We were able to get in for lunch at Miss Mary Bobo’s in Lynchburg, Tennessee earlier this year. It seems that reservations are requested days or weeks in advance, as the setup is family-style dining, with each table having its own host. We called about a week before our visit, left a message preferring the earlier of the day’s two seatings, and they confirmed our reservation. Lunch is $20.
We’ve been wanting to come here for so long. We love revolving table restaurants (like Walnut Hills in Vicksburg and Dinner Bell) and family-style (like Monell’s in Nashville and Mrs. Wilkes’ in Savannah) because it’s so much fun to sit down with strangers and once the meal is over, we’re friends. Miss Mary Bobo’s is unique in that each table sits with a host, whose job it is to get things rolling with introductions and stories, etc.
You can mill around the home beforehand or afterwards to view the furnishings, and of course there’s a giftshop.
I wish I had taken more pictures inside. We were seated with probably a dozen people at the table, and the food was waiting on us. The food was passed, but after the initial introductions began by our host, there wasn’t very much talking going on. Here I was, thinking I was going to see what a great conversationalist could do with a nice group of people, but there wasn’t much chatter at all. I decided to get things going and so I asked her a few questions that maybe we would all enjoy (“what’s the funniest thing you’ve seen as a host here?” etc.). We decided that if the host wasn’t going to get everyone talking, we were. We all had a good time, but it was a little mystifying.
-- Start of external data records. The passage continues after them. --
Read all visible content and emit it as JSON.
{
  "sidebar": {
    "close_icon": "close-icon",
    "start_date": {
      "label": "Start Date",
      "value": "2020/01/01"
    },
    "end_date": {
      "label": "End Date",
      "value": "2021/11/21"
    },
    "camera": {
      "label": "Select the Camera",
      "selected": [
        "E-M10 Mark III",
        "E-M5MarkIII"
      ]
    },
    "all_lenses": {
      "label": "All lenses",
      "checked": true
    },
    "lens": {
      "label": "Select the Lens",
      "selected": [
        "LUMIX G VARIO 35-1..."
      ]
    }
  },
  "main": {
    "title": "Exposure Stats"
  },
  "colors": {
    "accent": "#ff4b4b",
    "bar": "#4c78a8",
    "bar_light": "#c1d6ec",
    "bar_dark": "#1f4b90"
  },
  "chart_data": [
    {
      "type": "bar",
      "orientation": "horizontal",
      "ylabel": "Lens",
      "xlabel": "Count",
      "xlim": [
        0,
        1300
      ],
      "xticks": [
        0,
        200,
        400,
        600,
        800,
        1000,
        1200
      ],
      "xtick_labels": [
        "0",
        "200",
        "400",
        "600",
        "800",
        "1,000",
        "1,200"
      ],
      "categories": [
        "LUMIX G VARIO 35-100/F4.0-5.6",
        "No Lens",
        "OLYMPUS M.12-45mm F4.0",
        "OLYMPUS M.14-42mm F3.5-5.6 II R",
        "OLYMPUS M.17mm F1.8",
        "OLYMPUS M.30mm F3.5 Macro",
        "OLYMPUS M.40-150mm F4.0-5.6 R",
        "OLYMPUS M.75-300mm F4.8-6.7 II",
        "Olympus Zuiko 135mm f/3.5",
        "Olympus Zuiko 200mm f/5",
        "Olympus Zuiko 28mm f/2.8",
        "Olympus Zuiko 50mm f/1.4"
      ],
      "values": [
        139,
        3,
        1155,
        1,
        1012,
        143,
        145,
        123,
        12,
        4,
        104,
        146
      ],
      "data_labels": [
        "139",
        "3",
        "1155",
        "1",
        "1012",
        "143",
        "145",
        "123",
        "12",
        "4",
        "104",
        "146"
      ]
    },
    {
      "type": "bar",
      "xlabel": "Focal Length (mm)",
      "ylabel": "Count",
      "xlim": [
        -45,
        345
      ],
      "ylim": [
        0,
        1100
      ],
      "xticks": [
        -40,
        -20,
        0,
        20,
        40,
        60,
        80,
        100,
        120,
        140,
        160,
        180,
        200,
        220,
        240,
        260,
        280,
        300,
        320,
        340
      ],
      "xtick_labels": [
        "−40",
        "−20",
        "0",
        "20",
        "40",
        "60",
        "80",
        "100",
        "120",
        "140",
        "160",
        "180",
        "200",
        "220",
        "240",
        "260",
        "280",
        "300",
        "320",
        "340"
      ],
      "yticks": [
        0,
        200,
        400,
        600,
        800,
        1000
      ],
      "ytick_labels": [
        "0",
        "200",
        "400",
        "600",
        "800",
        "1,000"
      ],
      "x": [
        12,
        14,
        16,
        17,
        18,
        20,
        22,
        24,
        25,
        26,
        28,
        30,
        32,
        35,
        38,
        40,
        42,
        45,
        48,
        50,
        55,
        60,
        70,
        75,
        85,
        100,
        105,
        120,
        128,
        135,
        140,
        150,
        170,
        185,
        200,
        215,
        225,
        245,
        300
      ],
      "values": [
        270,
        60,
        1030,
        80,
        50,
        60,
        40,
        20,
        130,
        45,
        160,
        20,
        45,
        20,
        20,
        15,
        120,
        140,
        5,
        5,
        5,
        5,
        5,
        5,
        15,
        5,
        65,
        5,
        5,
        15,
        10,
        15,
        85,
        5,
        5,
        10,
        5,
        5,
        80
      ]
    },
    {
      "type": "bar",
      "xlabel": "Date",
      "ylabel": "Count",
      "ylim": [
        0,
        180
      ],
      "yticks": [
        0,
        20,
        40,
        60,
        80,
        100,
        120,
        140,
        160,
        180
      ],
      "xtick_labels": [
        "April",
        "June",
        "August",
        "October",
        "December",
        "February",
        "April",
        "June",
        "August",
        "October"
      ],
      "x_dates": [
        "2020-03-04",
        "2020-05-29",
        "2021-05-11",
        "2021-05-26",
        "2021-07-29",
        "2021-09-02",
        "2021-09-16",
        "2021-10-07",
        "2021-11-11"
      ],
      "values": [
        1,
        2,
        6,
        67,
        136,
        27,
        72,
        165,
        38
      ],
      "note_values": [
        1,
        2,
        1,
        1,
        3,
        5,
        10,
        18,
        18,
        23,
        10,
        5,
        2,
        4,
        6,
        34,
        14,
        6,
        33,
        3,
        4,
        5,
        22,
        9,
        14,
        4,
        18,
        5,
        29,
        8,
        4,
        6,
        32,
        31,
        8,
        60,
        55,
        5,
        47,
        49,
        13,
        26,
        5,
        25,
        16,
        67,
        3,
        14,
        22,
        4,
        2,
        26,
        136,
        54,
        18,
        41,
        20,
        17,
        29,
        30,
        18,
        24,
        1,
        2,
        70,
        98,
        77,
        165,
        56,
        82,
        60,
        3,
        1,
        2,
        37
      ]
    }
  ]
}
Here’s the other thing: the food wasn’t very good in general. It wasn’t bad, it’s just that none of it was delicious. It was utilitarian food. The mashed potatoes were mashed potatoes and the beans were beans, even the fried chicken was just fried chicken. From my plate, I tried to get a bite or two of most things served. There wasn’t anything I wanted more of. A shame, because I really just wanted to love this place.
So the best part of the meal food-wise was the dessert, pecan pie with Jack Daniel’s.
Mary and Jack Bobo opened the Bobo Hotel in September, 1908, in a white Federal-style house on Lynchburg’s Main Street. Miss Mary quickly built a successful business that was popular with single school teachers, traveling salesmen and federal revenuers stopping by to check on the local distillery.
The tax man didn’t have to go far – Mr. Jack Daniel himself often took his noonday meal at the boarding house.
“Dinner at Miss Mary Bobo’s may have been the early 20th century version of a power lunch,” Lynne Tolley, current proprietress of Miss Mary Bobo’s and great-grandniece of Jack Daniel said. “Jack Daniel and Lem Motlow were both frequent guests, and the local bank president, Tom Motlow, lived here.”